■ **Exercise requirements**
Word for word, write out all of the entries that follow.

■ **Supplied entries**
= Beginning of Section =
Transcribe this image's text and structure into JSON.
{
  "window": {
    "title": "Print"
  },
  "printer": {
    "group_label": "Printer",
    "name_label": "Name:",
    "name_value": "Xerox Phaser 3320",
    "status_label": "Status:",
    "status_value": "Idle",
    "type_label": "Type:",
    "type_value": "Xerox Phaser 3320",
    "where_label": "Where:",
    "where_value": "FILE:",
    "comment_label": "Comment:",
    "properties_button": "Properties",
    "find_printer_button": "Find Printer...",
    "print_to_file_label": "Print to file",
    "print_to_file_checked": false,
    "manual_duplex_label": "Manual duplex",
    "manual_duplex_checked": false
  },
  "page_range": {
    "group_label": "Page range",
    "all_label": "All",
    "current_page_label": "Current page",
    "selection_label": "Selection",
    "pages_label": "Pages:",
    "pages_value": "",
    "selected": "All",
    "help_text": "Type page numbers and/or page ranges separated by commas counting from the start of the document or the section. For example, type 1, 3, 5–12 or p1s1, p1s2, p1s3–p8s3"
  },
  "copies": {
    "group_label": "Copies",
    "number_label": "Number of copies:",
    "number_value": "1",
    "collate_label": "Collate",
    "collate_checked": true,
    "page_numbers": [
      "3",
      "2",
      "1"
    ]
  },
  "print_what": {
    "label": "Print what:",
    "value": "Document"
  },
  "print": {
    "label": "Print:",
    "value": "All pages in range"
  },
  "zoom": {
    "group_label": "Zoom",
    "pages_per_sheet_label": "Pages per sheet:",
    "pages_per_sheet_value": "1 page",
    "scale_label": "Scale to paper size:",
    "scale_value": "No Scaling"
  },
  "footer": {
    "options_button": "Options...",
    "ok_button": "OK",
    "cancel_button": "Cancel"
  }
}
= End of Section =
■ **Solved problem**
Transcribe this image's text and structure into JSON.
{
  "window": {
    "title": "Print"
  },
  "printer": {
    "group_label": "Printer",
    "name_label": "Name:",
    "name_value": "Xerox Phaser 3320",
    "status_label": "Status:",
    "status_value": "Idle",
    "type_label": "Type:",
    "type_value": "Xerox Phaser 3320",
    "where_label": "Where:",
    "where_value": "FILE:",
    "comment_label": "Comment:",
    "properties_button": "Properties",
    "find_printer_button": "Find Printer...",
    "print_to_file_label": "Print to file",
    "print_to_file_checked": false,
    "manual_duplex_label": "Manual duplex",
    "manual_duplex_checked": false
  },
  "page_range": {
    "group_label": "Page range",
    "all_label": "All",
    "current_page_label": "Current page",
    "selection_label": "Selection",
    "pages_label": "Pages:",
    "pages_value": "",
    "selected": "All",
    "help_text": "Type page numbers and/or page ranges separated by commas counting from the start of the document or the section. For example, type 1, 3, 5–12 or p1s1, p1s2, p1s3–p8s3"
  },
  "copies": {
    "group_label": "Copies",
    "number_label": "Number of copies:",
    "number_value": "1",
    "collate_label": "Collate",
    "collate_checked": true,
    "page_numbers": [
      "3",
      "2",
      "1"
    ]
  },
  "print_what": {
    "label": "Print what:",
    "value": "Document"
  },
  "print": {
    "label": "Print:",
    "value": "All pages in range"
  },
  "zoom": {
    "group_label": "Zoom",
    "pages_per_sheet_label": "Pages per sheet:",
    "pages_per_sheet_value": "1 page",
    "scale_label": "Scale to paper size:",
    "scale_value": "No Scaling"
  },
  "footer": {
    "options_button": "Options...",
    "ok_button": "OK",
    "cancel_button": "Cancel"
  }
}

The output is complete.